• [The task]:
I would like each line of the data that holds the word "Left" copied out.

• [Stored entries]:
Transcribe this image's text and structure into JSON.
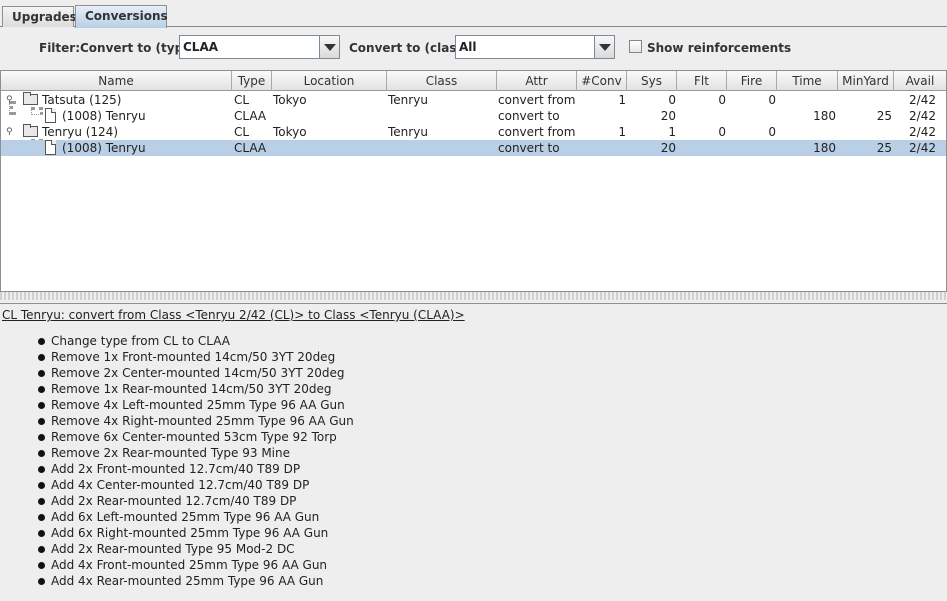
{
  "tabs": [
    {
      "label": "Upgrades",
      "active": false
    },
    {
      "label": "Conversions",
      "active": true
    }
  ],
  "filter": {
    "label": "Filter:",
    "type_label": "Convert to (type):",
    "type_value": "CLAA",
    "class_label": "Convert to (class):",
    "class_value": "All",
    "reinforcements_label": "Show reinforcements",
    "reinforcements_checked": false
  },
  "table": {
    "columns": [
      "Name",
      "Type",
      "Location",
      "Class",
      "Attr",
      "#Conv",
      "Sys",
      "Flt",
      "Fire",
      "Time",
      "MinYard",
      "Avail"
    ],
    "rows": [
      {
        "name": "Tatsuta (125)",
        "type": "CL",
        "location": "Tokyo",
        "class": "Tenryu",
        "attr": "convert from",
        "conv": "1",
        "sys": "0",
        "flt": "0",
        "fire": "0",
        "time": "",
        "minyard": "",
        "avail": "2/42"
      },
      {
        "name": "(1008) Tenryu",
        "type": "CLAA",
        "location": "",
        "class": "",
        "attr": "convert to",
        "conv": "",
        "sys": "20",
        "flt": "",
        "fire": "",
        "time": "180",
        "minyard": "25",
        "avail": "2/42"
      },
      {
        "name": "Tenryu (124)",
        "type": "CL",
        "location": "Tokyo",
        "class": "Tenryu",
        "attr": "convert from",
        "conv": "1",
        "sys": "1",
        "flt": "0",
        "fire": "0",
        "time": "",
        "minyard": "",
        "avail": "2/42"
      },
      {
        "name": "(1008) Tenryu",
        "type": "CLAA",
        "location": "",
        "class": "",
        "attr": "convert to",
        "conv": "",
        "sys": "20",
        "flt": "",
        "fire": "",
        "time": "180",
        "minyard": "25",
        "avail": "2/42"
      }
    ]
  },
  "detail": {
    "title": "CL Tenryu: convert from Class <Tenryu 2/42 (CL)> to Class <Tenryu (CLAA)>",
    "items": [
      "Change type from CL to CLAA",
      "Remove 1x Front-mounted 14cm/50 3YT 20deg",
      "Remove 2x Center-mounted 14cm/50 3YT 20deg",
      "Remove 1x Rear-mounted 14cm/50 3YT 20deg",
      "Remove 4x Left-mounted 25mm Type 96 AA Gun",
      "Remove 4x Right-mounted 25mm Type 96 AA Gun",
      "Remove 6x Center-mounted 53cm Type 92 Torp",
      "Remove 2x Rear-mounted Type 93 Mine",
      "Add 2x Front-mounted 12.7cm/40 T89 DP",
      "Add 4x Center-mounted 12.7cm/40 T89 DP",
      "Add 2x Rear-mounted 12.7cm/40 T89 DP",
      "Add 6x Left-mounted 25mm Type 96 AA Gun",
      "Add 6x Right-mounted 25mm Type 96 AA Gun",
      "Add 2x Rear-mounted Type 95 Mod-2 DC",
      "Add 4x Front-mounted 25mm Type 96 AA Gun",
      "Add 4x Rear-mounted 25mm Type 96 AA Gun"
    ]
  },
  "colors": {
    "selected_row": "#b8cfe5",
    "active_tab": "#b8cfe5"
  },
  "icons": {
    "group": "folder-icon",
    "leaf": "document-icon",
    "chevron": "chevron-down-icon"
  }
}
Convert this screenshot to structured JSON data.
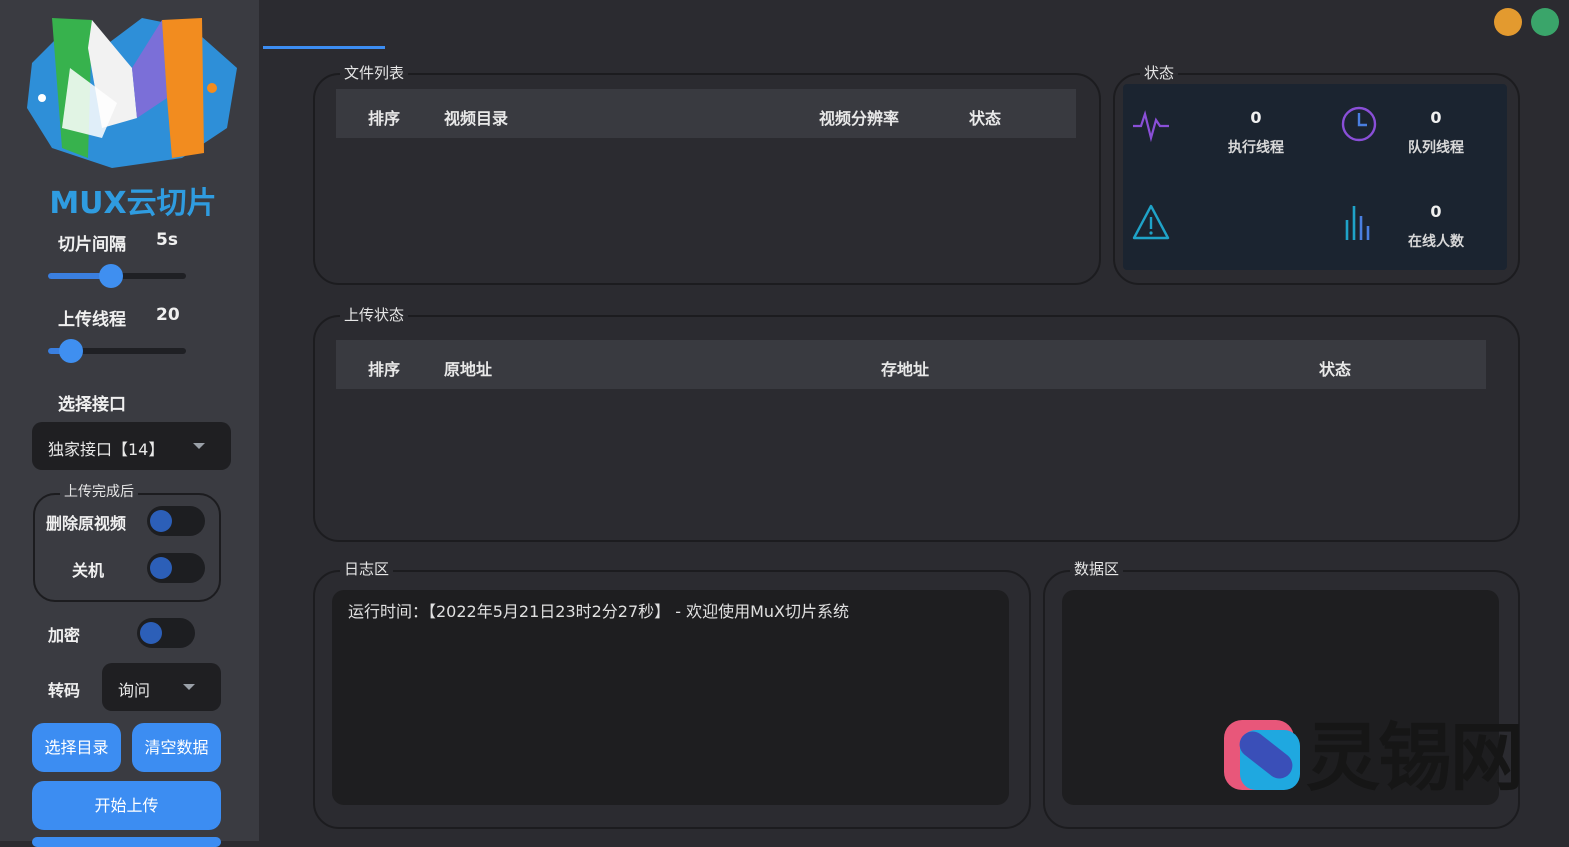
{
  "sidebar": {
    "logo": {
      "brand_text": "MUX云切片"
    },
    "slice_interval": {
      "label": "切片间隔",
      "value": "5s",
      "level": 0.45
    },
    "upload_threads": {
      "label": "上传线程",
      "value": "20",
      "level": 0.1
    },
    "select_api": {
      "label": "选择接口",
      "selected": "独家接口【14】"
    },
    "after_upload": {
      "title": "上传完成后",
      "delete_original": "删除原视频",
      "shutdown": "关机"
    },
    "encrypt": {
      "label": "加密"
    },
    "transcode": {
      "label": "转码",
      "selected": "询问"
    },
    "buttons": {
      "select_dir": "选择目录",
      "clear_data": "清空数据",
      "start_upload": "开始上传"
    }
  },
  "file_list": {
    "title": "文件列表",
    "columns": [
      "排序",
      "视频目录",
      "视频分辨率",
      "状态"
    ]
  },
  "status": {
    "title": "状态",
    "items": [
      {
        "icon": "pulse-icon",
        "value": "0",
        "label": "执行线程"
      },
      {
        "icon": "clock-icon",
        "value": "0",
        "label": "队列线程"
      },
      {
        "icon": "warning-icon",
        "value": "",
        "label": ""
      },
      {
        "icon": "bars-icon",
        "value": "0",
        "label": "在线人数"
      }
    ]
  },
  "upload_status": {
    "title": "上传状态",
    "columns": [
      "排序",
      "原地址",
      "存地址",
      "状态"
    ]
  },
  "log": {
    "title": "日志区",
    "lines": [
      "运行时间：【2022年5月21日23时2分27秒】 - 欢迎使用MuX切片系统"
    ]
  },
  "data_area": {
    "title": "数据区"
  },
  "watermark": {
    "text": "灵锡网"
  },
  "colors": {
    "accent": "#3c8df2",
    "window_min": "#e39a2f",
    "window_max": "#3aa56a",
    "status_icon_purple": "#8a4fd8",
    "status_icon_cyan": "#1fa3c8"
  }
}
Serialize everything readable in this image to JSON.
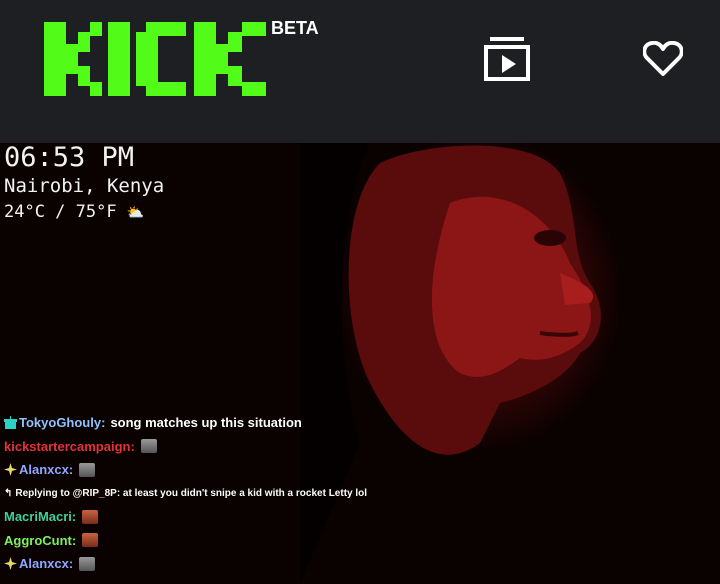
{
  "header": {
    "logo_text": "KICK",
    "beta_label": "BETA",
    "icons": [
      "theatre-mode-icon",
      "heart-icon"
    ],
    "brand_color": "#53fc18"
  },
  "stream_overlay": {
    "time": "06:53 PM",
    "location": "Nairobi, Kenya",
    "temperature": "24°C / 75°F"
  },
  "chat": [
    {
      "badge": "gift-icon",
      "user": "TokyoGhouly:",
      "user_color": "#8ec3ff",
      "text": "song matches up this situation",
      "emote": ""
    },
    {
      "badge": "",
      "user": "kickstartercampaign:",
      "user_color": "#e2333a",
      "text": "",
      "emote": "cat"
    },
    {
      "badge": "sparkle-icon",
      "user": "Alanxcx:",
      "user_color": "#8ea8ff",
      "text": "",
      "emote": "cat"
    },
    {
      "badge": "",
      "user": "",
      "user_color": "#fff",
      "text": "Replying to @RIP_8P: at least you didn't snipe a kid with a rocket Letty lol",
      "emote": "",
      "reply": true
    },
    {
      "badge": "",
      "user": "MacriMacri:",
      "user_color": "#3ecf9a",
      "text": "",
      "emote": "face"
    },
    {
      "badge": "",
      "user": "AggroCunt:",
      "user_color": "#7cf25a",
      "text": "",
      "emote": "face"
    },
    {
      "badge": "sparkle-icon",
      "user": "Alanxcx:",
      "user_color": "#8ea8ff",
      "text": "",
      "emote": "cat"
    }
  ]
}
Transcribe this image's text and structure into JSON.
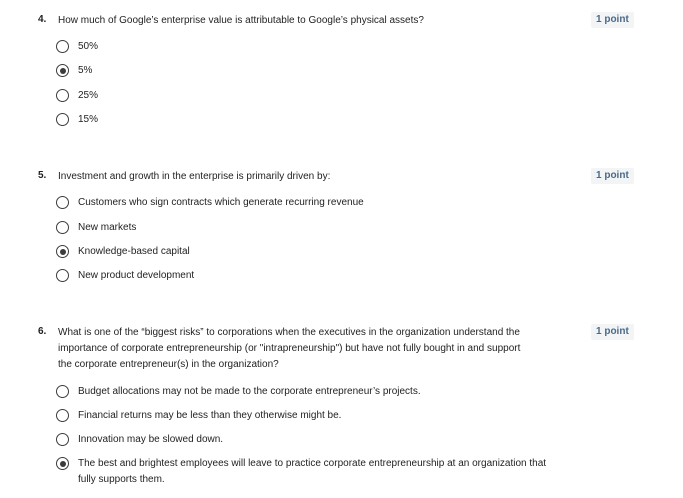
{
  "questions": [
    {
      "number": "4.",
      "text": "How much of Google’s enterprise value is attributable to Google’s physical assets?",
      "points": "1 point",
      "options": [
        {
          "label": "50%",
          "selected": false
        },
        {
          "label": "5%",
          "selected": true
        },
        {
          "label": "25%",
          "selected": false
        },
        {
          "label": "15%",
          "selected": false
        }
      ]
    },
    {
      "number": "5.",
      "text": "Investment and growth in the enterprise is primarily driven by:",
      "points": "1 point",
      "options": [
        {
          "label": "Customers who sign contracts which generate recurring revenue",
          "selected": false
        },
        {
          "label": "New markets",
          "selected": false
        },
        {
          "label": "Knowledge-based capital",
          "selected": true
        },
        {
          "label": "New product development",
          "selected": false
        }
      ]
    },
    {
      "number": "6.",
      "text": "What is one of the “biggest risks” to corporations when the executives in the organization understand the importance of corporate entrepreneurship (or \"intrapreneurship\") but have not fully bought in and support the corporate entrepreneur(s) in the organization?",
      "points": "1 point",
      "options": [
        {
          "label": "Budget allocations may not be made to the corporate entrepreneur’s projects.",
          "selected": false
        },
        {
          "label": "Financial returns may be less than they otherwise might be.",
          "selected": false
        },
        {
          "label": "Innovation may be slowed down.",
          "selected": false
        },
        {
          "label": "The best and brightest employees will leave to practice corporate entrepreneurship at an organization that fully supports them.",
          "selected": true
        }
      ]
    }
  ]
}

• [Your response]:
      "Remove 4x Left-mounted 25mm Type 96 AA Gun",
      "Add 6x Left-mounted 25mm Type 96 AA Gun",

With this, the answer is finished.